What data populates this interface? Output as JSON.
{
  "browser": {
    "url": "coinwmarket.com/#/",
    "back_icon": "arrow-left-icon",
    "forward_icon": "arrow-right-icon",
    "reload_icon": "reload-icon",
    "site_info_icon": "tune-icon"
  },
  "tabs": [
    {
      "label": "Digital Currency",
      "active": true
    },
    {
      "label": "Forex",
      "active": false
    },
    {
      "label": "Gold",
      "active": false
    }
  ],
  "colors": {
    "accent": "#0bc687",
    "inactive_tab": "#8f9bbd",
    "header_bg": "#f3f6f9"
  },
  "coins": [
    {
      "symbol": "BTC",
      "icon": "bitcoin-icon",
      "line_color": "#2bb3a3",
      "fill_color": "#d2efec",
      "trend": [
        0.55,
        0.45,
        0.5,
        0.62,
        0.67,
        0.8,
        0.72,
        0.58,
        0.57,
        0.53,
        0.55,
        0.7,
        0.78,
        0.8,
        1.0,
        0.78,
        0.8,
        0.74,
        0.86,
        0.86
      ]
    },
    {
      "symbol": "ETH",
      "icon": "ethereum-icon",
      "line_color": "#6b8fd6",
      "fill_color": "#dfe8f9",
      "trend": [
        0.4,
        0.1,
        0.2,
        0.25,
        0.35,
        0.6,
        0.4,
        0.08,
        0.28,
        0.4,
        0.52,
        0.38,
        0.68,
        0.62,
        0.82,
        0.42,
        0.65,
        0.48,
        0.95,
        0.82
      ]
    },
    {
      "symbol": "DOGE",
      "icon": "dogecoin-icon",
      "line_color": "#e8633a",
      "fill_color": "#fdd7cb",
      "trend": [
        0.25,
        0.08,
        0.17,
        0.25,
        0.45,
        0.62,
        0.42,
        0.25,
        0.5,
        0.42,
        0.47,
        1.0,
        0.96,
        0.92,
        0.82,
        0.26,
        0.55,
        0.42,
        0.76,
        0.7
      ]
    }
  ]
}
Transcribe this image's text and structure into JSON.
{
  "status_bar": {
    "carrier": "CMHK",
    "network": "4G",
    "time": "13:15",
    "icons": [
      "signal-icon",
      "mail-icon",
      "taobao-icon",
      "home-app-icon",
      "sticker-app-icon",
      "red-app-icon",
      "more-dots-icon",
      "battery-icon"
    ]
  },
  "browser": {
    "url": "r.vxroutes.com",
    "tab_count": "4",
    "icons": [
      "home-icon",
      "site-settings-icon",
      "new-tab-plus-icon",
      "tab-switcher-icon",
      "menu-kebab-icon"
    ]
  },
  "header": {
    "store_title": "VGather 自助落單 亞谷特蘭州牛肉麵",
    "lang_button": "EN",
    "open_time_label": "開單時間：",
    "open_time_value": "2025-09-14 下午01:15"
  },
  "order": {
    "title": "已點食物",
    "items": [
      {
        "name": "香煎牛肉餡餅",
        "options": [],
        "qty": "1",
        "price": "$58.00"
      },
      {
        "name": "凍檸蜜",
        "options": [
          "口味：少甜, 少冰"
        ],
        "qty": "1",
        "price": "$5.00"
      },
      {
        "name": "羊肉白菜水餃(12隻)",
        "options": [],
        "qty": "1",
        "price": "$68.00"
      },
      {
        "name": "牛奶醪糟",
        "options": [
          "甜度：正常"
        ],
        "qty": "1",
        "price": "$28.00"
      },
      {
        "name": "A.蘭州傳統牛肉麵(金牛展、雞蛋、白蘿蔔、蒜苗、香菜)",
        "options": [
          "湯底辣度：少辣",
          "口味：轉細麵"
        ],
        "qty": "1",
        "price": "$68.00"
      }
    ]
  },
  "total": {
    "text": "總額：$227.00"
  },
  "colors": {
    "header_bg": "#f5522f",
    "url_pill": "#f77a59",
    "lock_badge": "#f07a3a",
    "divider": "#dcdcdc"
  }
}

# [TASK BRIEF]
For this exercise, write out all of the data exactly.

# [WRITTEN REPLY]
What data populates this interface? Output as JSON.
{
  "browser": {
    "url": "coinwmarket.com/#/",
    "back_icon": "arrow-left-icon",
    "forward_icon": "arrow-right-icon",
    "reload_icon": "reload-icon",
    "site_info_icon": "tune-icon"
  },
  "tabs": [
    {
      "label": "Digital Currency",
      "active": true
    },
    {
      "label": "Forex",
      "active": false
    },
    {
      "label": "Gold",
      "active": false
    }
  ],
  "colors": {
    "accent": "#0bc687",
    "inactive_tab": "#8f9bbd",
    "header_bg": "#f3f6f9"
  },
  "coins": [
    {
      "symbol": "BTC",
      "icon": "bitcoin-icon",
      "line_color": "#2bb3a3",
      "fill_color": "#d2efec",
      "trend": [
        0.55,
        0.45,
        0.5,
        0.62,
        0.67,
        0.8,
        0.72,
        0.58,
        0.57,
        0.53,
        0.55,
        0.7,
        0.78,
        0.8,
        1.0,
        0.78,
        0.8,
        0.74,
        0.86,
        0.86
      ]
    },
    {
      "symbol": "ETH",
      "icon": "ethereum-icon",
      "line_color": "#6b8fd6",
      "fill_color": "#dfe8f9",
      "trend": [
        0.4,
        0.1,
        0.2,
        0.25,
        0.35,
        0.6,
        0.4,
        0.08,
        0.28,
        0.4,
        0.52,
        0.38,
        0.68,
        0.62,
        0.82,
        0.42,
        0.65,
        0.48,
        0.95,
        0.82
      ]
    },
    {
      "symbol": "DOGE",
      "icon": "dogecoin-icon",
      "line_color": "#e8633a",
      "fill_color": "#fdd7cb",
      "trend": [
        0.25,
        0.08,
        0.17,
        0.25,
        0.45,
        0.62,
        0.42,
        0.25,
        0.5,
        0.42,
        0.47,
        1.0,
        0.96,
        0.92,
        0.82,
        0.26,
        0.55,
        0.42,
        0.76,
        0.7
      ]
    }
  ]
}
Transcribe this image's text and structure into JSON.
{
  "status_bar": {
    "carrier": "CMHK",
    "network": "4G",
    "time": "13:15",
    "icons": [
      "signal-icon",
      "mail-icon",
      "taobao-icon",
      "home-app-icon",
      "sticker-app-icon",
      "red-app-icon",
      "more-dots-icon",
      "battery-icon"
    ]
  },
  "browser": {
    "url": "r.vxroutes.com",
    "tab_count": "4",
    "icons": [
      "home-icon",
      "site-settings-icon",
      "new-tab-plus-icon",
      "tab-switcher-icon",
      "menu-kebab-icon"
    ]
  },
  "header": {
    "store_title": "VGather 自助落單 亞谷特蘭州牛肉麵",
    "lang_button": "EN",
    "open_time_label": "開單時間：",
    "open_time_value": "2025-09-14 下午01:15"
  },
  "order": {
    "title": "已點食物",
    "items": [
      {
        "name": "香煎牛肉餡餅",
        "options": [],
        "qty": "1",
        "price": "$58.00"
      },
      {
        "name": "凍檸蜜",
        "options": [
          "口味：少甜, 少冰"
        ],
        "qty": "1",
        "price": "$5.00"
      },
      {
        "name": "羊肉白菜水餃(12隻)",
        "options": [],
        "qty": "1",
        "price": "$68.00"
      },
      {
        "name": "牛奶醪糟",
        "options": [
          "甜度：正常"
        ],
        "qty": "1",
        "price": "$28.00"
      },
      {
        "name": "A.蘭州傳統牛肉麵(金牛展、雞蛋、白蘿蔔、蒜苗、香菜)",
        "options": [
          "湯底辣度：少辣",
          "口味：轉細麵"
        ],
        "qty": "1",
        "price": "$68.00"
      }
    ]
  },
  "total": {
    "text": "總額：$227.00"
  },
  "colors": {
    "header_bg": "#f5522f",
    "url_pill": "#f77a59",
    "lock_badge": "#f07a3a",
    "divider": "#dcdcdc"
  }
}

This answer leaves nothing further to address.